References Cited in the file of this patent UNITED STATES PATENTS 507,774 Ball Oct. 31, 1893 822,980 Otto June 12, 1906 850,416 Bridge Apr. 16, 1907 996,560 Bradley June 27, 1911 1,229,305 Menzies June 12, 1917 2,050,771 Wait Aug. 11, 1936 2,158,985 Peet May 16, 1939 UNITED STATES PATENT OFFICE CERTIFICATE OF CORRECTION Patent No. 2,984 463. May 16 1961 Alfred Torricelli It is hereby certified that error appears in the above numbered patent requiring correction and that the said Letters Patent should read as corrected below.

Column 10 line 48 after "the", second occurrenee insert compartment much larger than the area of water in Signed and sealed this 31st day of October 1961 (SEAL) Attest:

ERNEST W. WIDER DAVID L. LADD Attesting Officer Y Commissioner of Patents USCOMM-DC

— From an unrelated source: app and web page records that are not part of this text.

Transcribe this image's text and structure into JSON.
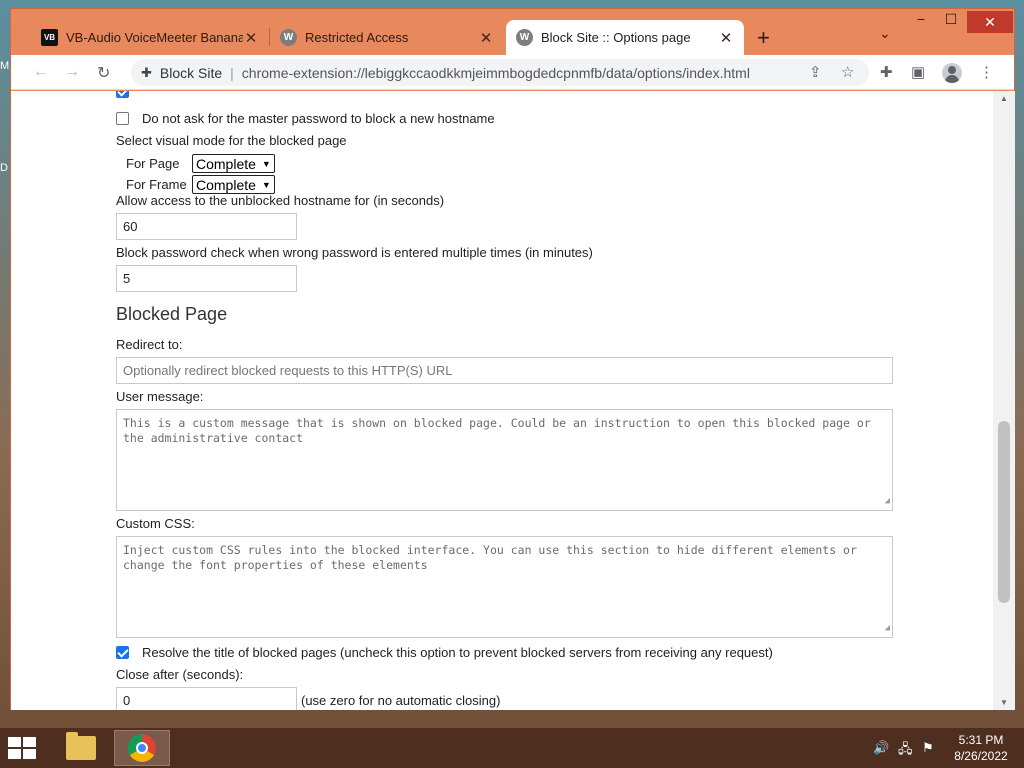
{
  "desktop": {
    "edge_letters": [
      "M",
      "D"
    ]
  },
  "tabs": [
    {
      "label": "VB-Audio VoiceMeeter Banana",
      "favicon": "VB",
      "active": false
    },
    {
      "label": "Restricted Access",
      "favicon": "W",
      "active": false
    },
    {
      "label": "Block Site :: Options page",
      "favicon": "W",
      "active": true
    }
  ],
  "window_controls": {
    "minimize": "−",
    "maximize": "☐",
    "close": "✕"
  },
  "toolbar": {
    "site_name": "Block Site",
    "url": "chrome-extension://lebiggkccaodkkmjeimmbogdedcpnmfb/data/options/index.html"
  },
  "options": {
    "master_password_checkbox": {
      "label": "Do not ask for the master password to block a new hostname",
      "checked": false
    },
    "visual_mode_label": "Select visual mode for the blocked page",
    "for_page_label": "For Page",
    "for_page_value": "Complete",
    "for_frame_label": "For Frame",
    "for_frame_value": "Complete",
    "allow_access_label": "Allow access to the unblocked hostname for (in seconds)",
    "allow_access_value": "60",
    "block_password_label": "Block password check when wrong password is entered multiple times (in minutes)",
    "block_password_value": "5"
  },
  "blocked_page": {
    "heading": "Blocked Page",
    "redirect_label": "Redirect to:",
    "redirect_placeholder": "Optionally redirect blocked requests to this HTTP(S) URL",
    "user_message_label": "User message:",
    "user_message_placeholder": "This is a custom message that is shown on blocked page. Could be an instruction to open this blocked page or the administrative contact",
    "custom_css_label": "Custom CSS:",
    "custom_css_placeholder": "Inject custom CSS rules into the blocked interface. You can use this section to hide different elements or change the font properties of these elements",
    "resolve_title": {
      "label": "Resolve the title of blocked pages (uncheck this option to prevent blocked servers from receiving any request)",
      "checked": true
    },
    "close_after_label": "Close after (seconds):",
    "close_after_value": "0",
    "close_after_hint": "(use zero for no automatic closing)"
  },
  "taskbar": {
    "time": "5:31 PM",
    "date": "8/26/2022"
  }
}
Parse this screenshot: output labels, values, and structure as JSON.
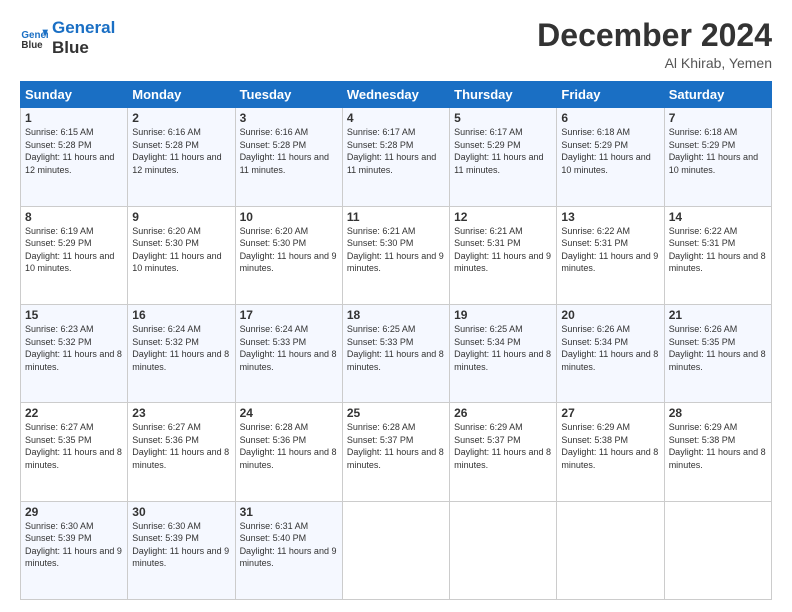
{
  "header": {
    "logo_line1": "General",
    "logo_line2": "Blue",
    "month_title": "December 2024",
    "subtitle": "Al Khirab, Yemen"
  },
  "days_of_week": [
    "Sunday",
    "Monday",
    "Tuesday",
    "Wednesday",
    "Thursday",
    "Friday",
    "Saturday"
  ],
  "weeks": [
    [
      {
        "day": "1",
        "sunrise": "6:15 AM",
        "sunset": "5:28 PM",
        "daylight": "11 hours and 12 minutes."
      },
      {
        "day": "2",
        "sunrise": "6:16 AM",
        "sunset": "5:28 PM",
        "daylight": "11 hours and 12 minutes."
      },
      {
        "day": "3",
        "sunrise": "6:16 AM",
        "sunset": "5:28 PM",
        "daylight": "11 hours and 11 minutes."
      },
      {
        "day": "4",
        "sunrise": "6:17 AM",
        "sunset": "5:28 PM",
        "daylight": "11 hours and 11 minutes."
      },
      {
        "day": "5",
        "sunrise": "6:17 AM",
        "sunset": "5:29 PM",
        "daylight": "11 hours and 11 minutes."
      },
      {
        "day": "6",
        "sunrise": "6:18 AM",
        "sunset": "5:29 PM",
        "daylight": "11 hours and 10 minutes."
      },
      {
        "day": "7",
        "sunrise": "6:18 AM",
        "sunset": "5:29 PM",
        "daylight": "11 hours and 10 minutes."
      }
    ],
    [
      {
        "day": "8",
        "sunrise": "6:19 AM",
        "sunset": "5:29 PM",
        "daylight": "11 hours and 10 minutes."
      },
      {
        "day": "9",
        "sunrise": "6:20 AM",
        "sunset": "5:30 PM",
        "daylight": "11 hours and 10 minutes."
      },
      {
        "day": "10",
        "sunrise": "6:20 AM",
        "sunset": "5:30 PM",
        "daylight": "11 hours and 9 minutes."
      },
      {
        "day": "11",
        "sunrise": "6:21 AM",
        "sunset": "5:30 PM",
        "daylight": "11 hours and 9 minutes."
      },
      {
        "day": "12",
        "sunrise": "6:21 AM",
        "sunset": "5:31 PM",
        "daylight": "11 hours and 9 minutes."
      },
      {
        "day": "13",
        "sunrise": "6:22 AM",
        "sunset": "5:31 PM",
        "daylight": "11 hours and 9 minutes."
      },
      {
        "day": "14",
        "sunrise": "6:22 AM",
        "sunset": "5:31 PM",
        "daylight": "11 hours and 8 minutes."
      }
    ],
    [
      {
        "day": "15",
        "sunrise": "6:23 AM",
        "sunset": "5:32 PM",
        "daylight": "11 hours and 8 minutes."
      },
      {
        "day": "16",
        "sunrise": "6:24 AM",
        "sunset": "5:32 PM",
        "daylight": "11 hours and 8 minutes."
      },
      {
        "day": "17",
        "sunrise": "6:24 AM",
        "sunset": "5:33 PM",
        "daylight": "11 hours and 8 minutes."
      },
      {
        "day": "18",
        "sunrise": "6:25 AM",
        "sunset": "5:33 PM",
        "daylight": "11 hours and 8 minutes."
      },
      {
        "day": "19",
        "sunrise": "6:25 AM",
        "sunset": "5:34 PM",
        "daylight": "11 hours and 8 minutes."
      },
      {
        "day": "20",
        "sunrise": "6:26 AM",
        "sunset": "5:34 PM",
        "daylight": "11 hours and 8 minutes."
      },
      {
        "day": "21",
        "sunrise": "6:26 AM",
        "sunset": "5:35 PM",
        "daylight": "11 hours and 8 minutes."
      }
    ],
    [
      {
        "day": "22",
        "sunrise": "6:27 AM",
        "sunset": "5:35 PM",
        "daylight": "11 hours and 8 minutes."
      },
      {
        "day": "23",
        "sunrise": "6:27 AM",
        "sunset": "5:36 PM",
        "daylight": "11 hours and 8 minutes."
      },
      {
        "day": "24",
        "sunrise": "6:28 AM",
        "sunset": "5:36 PM",
        "daylight": "11 hours and 8 minutes."
      },
      {
        "day": "25",
        "sunrise": "6:28 AM",
        "sunset": "5:37 PM",
        "daylight": "11 hours and 8 minutes."
      },
      {
        "day": "26",
        "sunrise": "6:29 AM",
        "sunset": "5:37 PM",
        "daylight": "11 hours and 8 minutes."
      },
      {
        "day": "27",
        "sunrise": "6:29 AM",
        "sunset": "5:38 PM",
        "daylight": "11 hours and 8 minutes."
      },
      {
        "day": "28",
        "sunrise": "6:29 AM",
        "sunset": "5:38 PM",
        "daylight": "11 hours and 8 minutes."
      }
    ],
    [
      {
        "day": "29",
        "sunrise": "6:30 AM",
        "sunset": "5:39 PM",
        "daylight": "11 hours and 9 minutes."
      },
      {
        "day": "30",
        "sunrise": "6:30 AM",
        "sunset": "5:39 PM",
        "daylight": "11 hours and 9 minutes."
      },
      {
        "day": "31",
        "sunrise": "6:31 AM",
        "sunset": "5:40 PM",
        "daylight": "11 hours and 9 minutes."
      },
      null,
      null,
      null,
      null
    ]
  ]
}
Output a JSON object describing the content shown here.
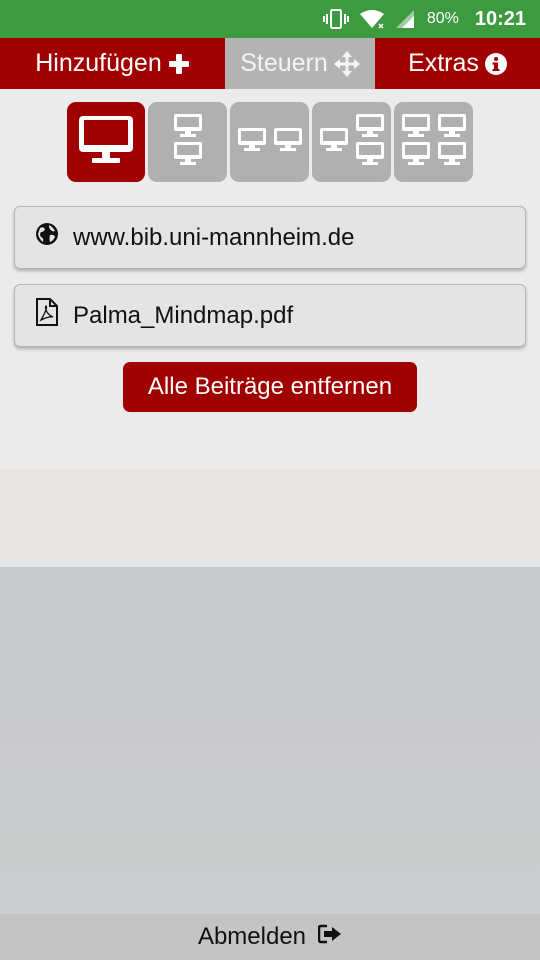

Patent Citations
Cited PatentFiling datePublication dateApplicantTitle
US507774 *Dec 31, 1892Oct 31, 1893 Apparatus for purifying water
US822980 *Jul 14, 1905Jun 12, 1906American Ozone CompanyWater-ozonizing apparatus.
US850416 *Feb 7, 1907Apr 16, 1907James H BridgeMeans for purifying and sterilizing water by ozonized air.
US996560 *Jun 19, 1905Jun 27, 1911Richard B WilsonApparatus for purifying water by ozone.
US1229305 *Sep 27, 1916Jun 12, 1917Stephen Henry MenziesTreatment of water, sewage, and the like.
US2050771 *Apr 18, 1933Aug 11, 1936Justin F WaitProcess and apparatus for ozonation
US2158985 *Aug 15, 1936May 16, 1939Wallace & Tiernan Company IncGas supply apparatus
Referenced by
Citing PatentFiling datePublication dateApplicantTitle
US4956080 *Aug 3, 1987Sep 11, 1990Microlift Systems, IncorporatedHigh pressure oxygen-saturated water treatment apparatus
DE3805906A1 *Feb 25, 1988Sep 7, 1989Linde AgProcess and apparatus for detoxifying cyanide- and heavy metal-containing solutions
EP0330028A1 *Feb 11, 1989Aug 30, 1989Linde AktiengesellschaftProcess and apparatus for the detoxification of solutions containing cyanides and heavy metals
Classifications
U.S. Classification261/21, 210/192, 261/124, 261/DIG.420, 261/65
International ClassificationC02F1/64, C02F1/78
Cooperative ClassificationY10S261/42, C02F1/645, C02F1/78
European ClassificationC02F1/78, C02F1/64C